How Self-Affirmation Can Rebuild Your Confidence

When we receive feedback, we tend to lose our confidence. It doesn’t matter if the feedback is constructive or negative. Either way, it impacts us and makes us doubt ourselves.

Why is this? Well, research has proven that if we receive feedback on something we’re already unsure of, it will have a snowball effect. We will feel like we’re not good at anything.

This happened to me last year. I had just started writing a book, something I had never done before. I was really excited about it and had tons of content. One day, I told a colleague about it, and her reaction was not what I anticipated. She was really surprised I was writing a book. That one little comment came during a tough week, and I started questioning myself.

That week, I didn’t work on my book. Nor did I work on it the next week. I couldn’t get out of that negative mindset.

A few weeks later, I was driving home from a fantastic leadership development workshop with a great client. As I drove, I wrote (in my head!) the entire introduction for my book.

Without noticing, I used the confidence-boosting power of self-affirmation. When you’re in a rut, do something you’re really good at. You will regain lost confidence, which will affect the area you are doubting.

Another confidence-boosting trick is to reminisce. Think about something you did really well recently – where you were a total rock star. This will also help you believe in yourself.

Whatever you do to boost your confidence will also reduce your stress. And this ties back to neuroscience research. When your brain is in a calm state, you are more creative, open to feedback and better able to evaluate whether or not feedback is accurate.

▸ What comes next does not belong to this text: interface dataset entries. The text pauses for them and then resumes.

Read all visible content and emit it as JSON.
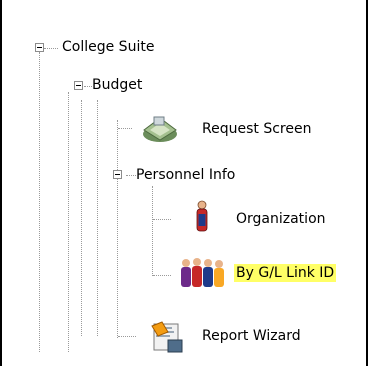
{
  "tree": {
    "root": {
      "label": "College Suite",
      "expanded": true
    },
    "budget": {
      "label": "Budget",
      "expanded": true
    },
    "request_screen": {
      "label": "Request Screen",
      "icon": "request-screen-icon"
    },
    "personnel_info": {
      "label": "Personnel Info",
      "expanded": true
    },
    "organization": {
      "label": "Organization",
      "icon": "organization-icon"
    },
    "by_gl_link_id": {
      "label": "By G/L Link ID",
      "icon": "gl-link-icon",
      "selected": true,
      "highlight_color": "#ffff66"
    },
    "report_wizard": {
      "label": "Report Wizard",
      "icon": "report-wizard-icon"
    }
  }
}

Make a list of your strengths and things you do well. The next time your confidence is shaken, look at the list. Remind yourself of who you really are so you can work through the feedback in a positive, more self-aware way.

Joan Fletcher